*** Opening of Available records ***
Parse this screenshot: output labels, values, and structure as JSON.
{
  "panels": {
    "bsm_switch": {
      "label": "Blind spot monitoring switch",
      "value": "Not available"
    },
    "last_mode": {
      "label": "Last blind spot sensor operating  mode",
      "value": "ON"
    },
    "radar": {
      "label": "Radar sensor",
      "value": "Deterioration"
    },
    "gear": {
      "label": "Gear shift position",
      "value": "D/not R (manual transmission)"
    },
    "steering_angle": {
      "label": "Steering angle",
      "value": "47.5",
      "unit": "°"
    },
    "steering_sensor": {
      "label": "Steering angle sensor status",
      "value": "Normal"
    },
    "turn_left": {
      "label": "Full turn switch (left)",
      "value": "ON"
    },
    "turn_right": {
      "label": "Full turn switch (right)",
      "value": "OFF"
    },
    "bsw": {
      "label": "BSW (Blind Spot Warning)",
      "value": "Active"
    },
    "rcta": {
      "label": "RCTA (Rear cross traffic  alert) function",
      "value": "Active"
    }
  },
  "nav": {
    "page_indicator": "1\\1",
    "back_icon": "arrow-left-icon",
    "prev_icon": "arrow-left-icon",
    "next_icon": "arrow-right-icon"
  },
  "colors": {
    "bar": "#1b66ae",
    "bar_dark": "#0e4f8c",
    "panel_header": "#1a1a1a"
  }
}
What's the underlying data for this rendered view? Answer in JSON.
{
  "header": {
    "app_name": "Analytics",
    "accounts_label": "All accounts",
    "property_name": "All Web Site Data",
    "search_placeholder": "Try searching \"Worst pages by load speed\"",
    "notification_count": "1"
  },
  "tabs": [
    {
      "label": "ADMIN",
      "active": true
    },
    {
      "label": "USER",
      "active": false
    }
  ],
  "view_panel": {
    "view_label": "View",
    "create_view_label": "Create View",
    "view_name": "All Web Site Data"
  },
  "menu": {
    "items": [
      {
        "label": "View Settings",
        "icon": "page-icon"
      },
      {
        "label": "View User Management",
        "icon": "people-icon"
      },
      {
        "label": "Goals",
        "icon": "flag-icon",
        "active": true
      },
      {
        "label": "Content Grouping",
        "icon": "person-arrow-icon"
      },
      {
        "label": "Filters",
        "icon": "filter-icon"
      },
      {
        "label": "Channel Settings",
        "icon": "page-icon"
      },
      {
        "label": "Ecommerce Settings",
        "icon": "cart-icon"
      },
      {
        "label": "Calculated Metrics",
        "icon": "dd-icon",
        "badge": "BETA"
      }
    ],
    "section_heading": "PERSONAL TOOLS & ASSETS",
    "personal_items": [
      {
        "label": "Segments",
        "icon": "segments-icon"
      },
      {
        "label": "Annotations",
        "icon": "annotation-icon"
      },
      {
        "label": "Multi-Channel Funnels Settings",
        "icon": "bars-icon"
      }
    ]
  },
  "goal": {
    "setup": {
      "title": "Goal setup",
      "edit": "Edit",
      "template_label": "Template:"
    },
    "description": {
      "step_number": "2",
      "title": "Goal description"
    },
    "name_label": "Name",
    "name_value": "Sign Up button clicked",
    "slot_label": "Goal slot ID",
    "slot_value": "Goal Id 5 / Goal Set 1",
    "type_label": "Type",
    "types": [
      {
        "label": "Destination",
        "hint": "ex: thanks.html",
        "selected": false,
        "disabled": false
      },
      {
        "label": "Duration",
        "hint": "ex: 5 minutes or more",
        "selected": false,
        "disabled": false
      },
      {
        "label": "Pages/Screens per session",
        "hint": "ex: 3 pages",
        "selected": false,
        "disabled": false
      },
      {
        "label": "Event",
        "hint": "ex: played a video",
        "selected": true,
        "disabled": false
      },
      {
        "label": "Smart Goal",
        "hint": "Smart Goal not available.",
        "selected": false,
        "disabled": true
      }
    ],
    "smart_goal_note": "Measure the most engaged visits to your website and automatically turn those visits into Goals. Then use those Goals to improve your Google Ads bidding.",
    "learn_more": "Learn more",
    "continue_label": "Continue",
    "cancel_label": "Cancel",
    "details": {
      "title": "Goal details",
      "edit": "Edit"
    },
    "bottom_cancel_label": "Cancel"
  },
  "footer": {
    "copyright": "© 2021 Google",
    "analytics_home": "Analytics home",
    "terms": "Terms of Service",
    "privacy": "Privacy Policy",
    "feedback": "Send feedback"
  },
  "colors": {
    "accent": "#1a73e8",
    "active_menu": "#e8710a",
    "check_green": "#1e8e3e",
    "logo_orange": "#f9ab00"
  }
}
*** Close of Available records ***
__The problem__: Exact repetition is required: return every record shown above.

__Task result__:
Parse this screenshot: output labels, values, and structure as JSON.
{
  "panels": {
    "bsm_switch": {
      "label": "Blind spot monitoring switch",
      "value": "Not available"
    },
    "last_mode": {
      "label": "Last blind spot sensor operating  mode",
      "value": "ON"
    },
    "radar": {
      "label": "Radar sensor",
      "value": "Deterioration"
    },
    "gear": {
      "label": "Gear shift position",
      "value": "D/not R (manual transmission)"
    },
    "steering_angle": {
      "label": "Steering angle",
      "value": "47.5",
      "unit": "°"
    },
    "steering_sensor": {
      "label": "Steering angle sensor status",
      "value": "Normal"
    },
    "turn_left": {
      "label": "Full turn switch (left)",
      "value": "ON"
    },
    "turn_right": {
      "label": "Full turn switch (right)",
      "value": "OFF"
    },
    "bsw": {
      "label": "BSW (Blind Spot Warning)",
      "value": "Active"
    },
    "rcta": {
      "label": "RCTA (Rear cross traffic  alert) function",
      "value": "Active"
    }
  },
  "nav": {
    "page_indicator": "1\\1",
    "back_icon": "arrow-left-icon",
    "prev_icon": "arrow-left-icon",
    "next_icon": "arrow-right-icon"
  },
  "colors": {
    "bar": "#1b66ae",
    "bar_dark": "#0e4f8c",
    "panel_header": "#1a1a1a"
  }
}
What's the underlying data for this rendered view? Answer in JSON.
{
  "header": {
    "app_name": "Analytics",
    "accounts_label": "All accounts",
    "property_name": "All Web Site Data",
    "search_placeholder": "Try searching \"Worst pages by load speed\"",
    "notification_count": "1"
  },
  "tabs": [
    {
      "label": "ADMIN",
      "active": true
    },
    {
      "label": "USER",
      "active": false
    }
  ],
  "view_panel": {
    "view_label": "View",
    "create_view_label": "Create View",
    "view_name": "All Web Site Data"
  },
  "menu": {
    "items": [
      {
        "label": "View Settings",
        "icon": "page-icon"
      },
      {
        "label": "View User Management",
        "icon": "people-icon"
      },
      {
        "label": "Goals",
        "icon": "flag-icon",
        "active": true
      },
      {
        "label": "Content Grouping",
        "icon": "person-arrow-icon"
      },
      {
        "label": "Filters",
        "icon": "filter-icon"
      },
      {
        "label": "Channel Settings",
        "icon": "page-icon"
      },
      {
        "label": "Ecommerce Settings",
        "icon": "cart-icon"
      },
      {
        "label": "Calculated Metrics",
        "icon": "dd-icon",
        "badge": "BETA"
      }
    ],
    "section_heading": "PERSONAL TOOLS & ASSETS",
    "personal_items": [
      {
        "label": "Segments",
        "icon": "segments-icon"
      },
      {
        "label": "Annotations",
        "icon": "annotation-icon"
      },
      {
        "label": "Multi-Channel Funnels Settings",
        "icon": "bars-icon"
      }
    ]
  },
  "goal": {
    "setup": {
      "title": "Goal setup",
      "edit": "Edit",
      "template_label": "Template:"
    },
    "description": {
      "step_number": "2",
      "title": "Goal description"
    },
    "name_label": "Name",
    "name_value": "Sign Up button clicked",
    "slot_label": "Goal slot ID",
    "slot_value": "Goal Id 5 / Goal Set 1",
    "type_label": "Type",
    "types": [
      {
        "label": "Destination",
        "hint": "ex: thanks.html",
        "selected": false,
        "disabled": false
      },
      {
        "label": "Duration",
        "hint": "ex: 5 minutes or more",
        "selected": false,
        "disabled": false
      },
      {
        "label": "Pages/Screens per session",
        "hint": "ex: 3 pages",
        "selected": false,
        "disabled": false
      },
      {
        "label": "Event",
        "hint": "ex: played a video",
        "selected": true,
        "disabled": false
      },
      {
        "label": "Smart Goal",
        "hint": "Smart Goal not available.",
        "selected": false,
        "disabled": true
      }
    ],
    "smart_goal_note": "Measure the most engaged visits to your website and automatically turn those visits into Goals. Then use those Goals to improve your Google Ads bidding.",
    "learn_more": "Learn more",
    "continue_label": "Continue",
    "cancel_label": "Cancel",
    "details": {
      "title": "Goal details",
      "edit": "Edit"
    },
    "bottom_cancel_label": "Cancel"
  },
  "footer": {
    "copyright": "© 2021 Google",
    "analytics_home": "Analytics home",
    "terms": "Terms of Service",
    "privacy": "Privacy Policy",
    "feedback": "Send feedback"
  },
  "colors": {
    "accent": "#1a73e8",
    "active_menu": "#e8710a",
    "check_green": "#1e8e3e",
    "logo_orange": "#f9ab00"
  }
}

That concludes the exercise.